The Tuol Sleng Genocide Museum is the most disturbing tourist sight of Phnom Penh, as it acts as a shocking reminder of the horrific brutality of Khmer Rouge regime that simply destroyed Cambodia. The Tuol Sleng Genocide Museum was converted from Security Prison 21 (S-21) - the capital’s most notorious torture and interrogation facility. Much of the prison has been retained as it was discovered by the Vietnamese army, who used the complex as a justification for their invasion in 1978.
Tuol Sleng Genocide Museum Details
The Tuol Sleng Genocide Museum S-21 complex was once a school and there are four main buildings known simply as Building A, B, C, and D. The buildings are situated around two courtyards that were once the school’s playing area.
The barbed wire was to stop prisoners from committing suicide
Each of the buildings has grim reminders of the horrific events that occurred within the prison. Building A was the torture facility and much of the equipment still remains there, where the Vietnamese discovered the last victims of the prison on the liberation of Phnom Penh.
The torture rooms have been left as they were found
Building B displays the black and white images of the prisoners on their arrival to the S-21 prison and few of these people were left alive.

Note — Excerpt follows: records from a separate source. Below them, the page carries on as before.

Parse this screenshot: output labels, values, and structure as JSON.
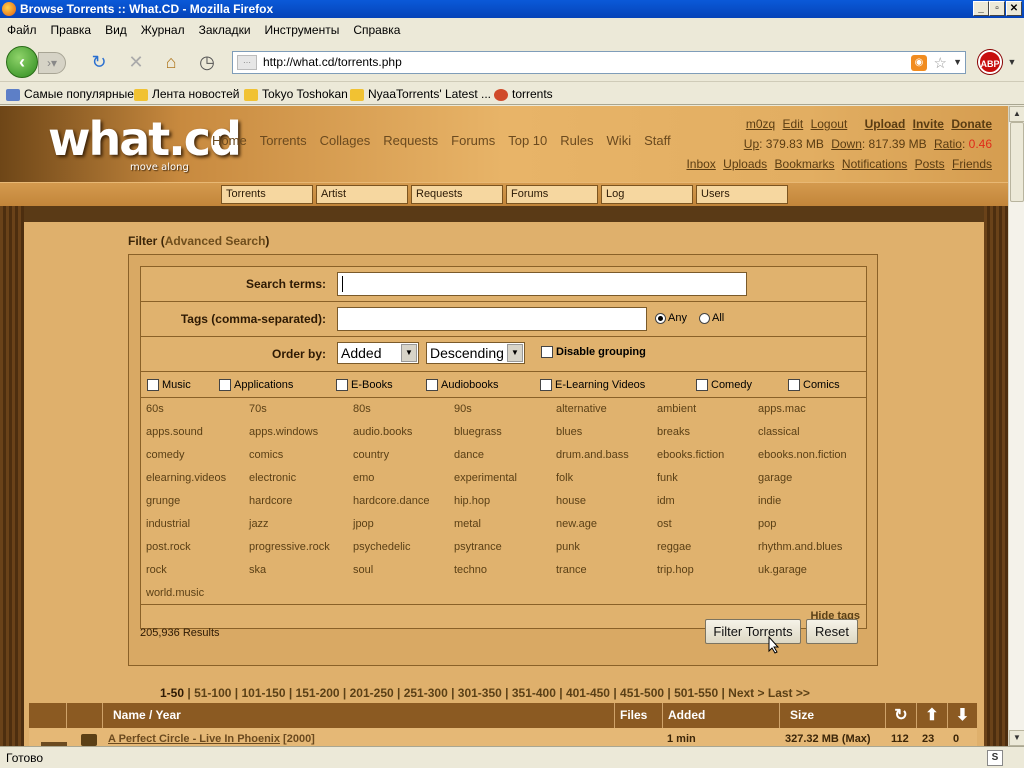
{
  "window": {
    "title": "Browse Torrents :: What.CD - Mozilla Firefox"
  },
  "menu": [
    "Файл",
    "Правка",
    "Вид",
    "Журнал",
    "Закладки",
    "Инструменты",
    "Справка"
  ],
  "url": "http://what.cd/torrents.php",
  "bookmarks": [
    "Самые популярные",
    "Лента новостей",
    "Tokyo Toshokan",
    "NyaaTorrents' Latest ...",
    "torrents"
  ],
  "site": {
    "logo": "what.cd",
    "logo_sub": "move along",
    "nav": [
      "Home",
      "Torrents",
      "Collages",
      "Requests",
      "Forums",
      "Top 10",
      "Rules",
      "Wiki",
      "Staff"
    ],
    "user": {
      "name": "m0zq",
      "edit": "Edit",
      "logout": "Logout",
      "upload": "Upload",
      "invite": "Invite",
      "donate": "Donate",
      "up_label": "Up",
      "up_value": ": 379.83 MB",
      "down_label": "Down",
      "down_value": ": 817.39 MB",
      "ratio_label": "Ratio",
      "ratio_sep": ":",
      "ratio_value": "0.46",
      "links": [
        "Inbox",
        "Uploads",
        "Bookmarks",
        "Notifications",
        "Posts",
        "Friends"
      ]
    },
    "search_boxes": [
      "Torrents",
      "Artist",
      "Requests",
      "Forums",
      "Log",
      "Users"
    ]
  },
  "filter": {
    "title": "Filter",
    "adv_open": "(",
    "advanced": "Advanced Search",
    "adv_close": ")",
    "search_label": "Search terms:",
    "tags_label": "Tags (comma-separated):",
    "any": "Any",
    "all": "All",
    "order_label": "Order by:",
    "order_value": "Added",
    "direction_value": "Descending",
    "disable_grouping": "Disable grouping",
    "categories": [
      "Music",
      "Applications",
      "E-Books",
      "Audiobooks",
      "E-Learning Videos",
      "Comedy",
      "Comics"
    ],
    "tags": [
      [
        "60s",
        "70s",
        "80s",
        "90s",
        "alternative",
        "ambient",
        "apps.mac"
      ],
      [
        "apps.sound",
        "apps.windows",
        "audio.books",
        "bluegrass",
        "blues",
        "breaks",
        "classical"
      ],
      [
        "comedy",
        "comics",
        "country",
        "dance",
        "drum.and.bass",
        "ebooks.fiction",
        "ebooks.non.fiction"
      ],
      [
        "elearning.videos",
        "electronic",
        "emo",
        "experimental",
        "folk",
        "funk",
        "garage"
      ],
      [
        "grunge",
        "hardcore",
        "hardcore.dance",
        "hip.hop",
        "house",
        "idm",
        "indie"
      ],
      [
        "industrial",
        "jazz",
        "jpop",
        "metal",
        "new.age",
        "ost",
        "pop"
      ],
      [
        "post.rock",
        "progressive.rock",
        "psychedelic",
        "psytrance",
        "punk",
        "reggae",
        "rhythm.and.blues"
      ],
      [
        "rock",
        "ska",
        "soul",
        "techno",
        "trance",
        "trip.hop",
        "uk.garage"
      ],
      [
        "world.music"
      ]
    ],
    "hide_tags": "Hide tags",
    "results": "205,936 Results",
    "filter_button": "Filter Torrents",
    "reset_button": "Reset"
  },
  "pager": {
    "current": "1-50",
    "pages": [
      "51-100",
      "101-150",
      "151-200",
      "201-250",
      "251-300",
      "301-350",
      "351-400",
      "401-450",
      "451-500",
      "501-550"
    ],
    "next": "Next >",
    "last": "Last >>"
  },
  "table": {
    "headers": {
      "name": "Name / Year",
      "files": "Files",
      "added": "Added",
      "size": "Size"
    },
    "rows": [
      {
        "name": "A Perfect Circle - Live In Phoenix",
        "year": "[2000]",
        "added": "1 min",
        "size": "327.32 MB (Max)",
        "snatches": "112",
        "seeders": "23",
        "leechers": "0"
      }
    ]
  },
  "status": "Готово"
}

These sorrowful images look back at the visitors, haunting them with the worry and distress, clearly visible in their faces. Building C was the main prison with classrooms that were converted into cells and holding rooms. The prisoners were chained and kept in horrific conditions, each waiting for their deadly interrogation.
It has been estimated that over 16,000 people passed through the S-21 facility, but less than a handful survived. If you were sent to S-21 your fate was sealed. The grim fact that illustrates the barbaric conditions of the S-21 prison is the barbed wire that hangs down the front of the Tuol Sleng Genocide Museum. This was not installed to deter prisoners from escaping, but to prevent them from committing suicide and escaping the living hell.
The complex was originally a school
The prisoners were subjected to the most extreme of torture methods, which some had to endure for months. Once a confession was extracted, the prisoners were sent to the Killing Fields of Choeung Ek for execution. A sick twist was the choice of building for Security Prison 21 (S-21). Prior to the formation of the concentration prison, S-21 was a high school (the Tuol Svay Prey School). Here once children played, learnt and enjoyed, but that was a forgotten memory of the building as tortures occurred within its walls and the classrooms were converted into holding cells or torture rooms.
Tourist Guide to the Genocide Museum, Phnom Penh
The Tuol Sleng Museum is open every day between 7:00 am - 11.30 am and 2:00 pm - 5:30 pm, and there is an admission fee of $3.50. The Tuol Sleng Museum is 3km from the Royal Palace and it’s located at the southern end of Sisowath Quay. A tuk-tuk ride from the Palace and the main tourist centre, to the museum should cost less than $4.00. It is common to combine the visit to the S-21 Museum with the Killing Fields of Choeung Ek and the tuk-tuk price to visit both sites is $20.00-$22.00..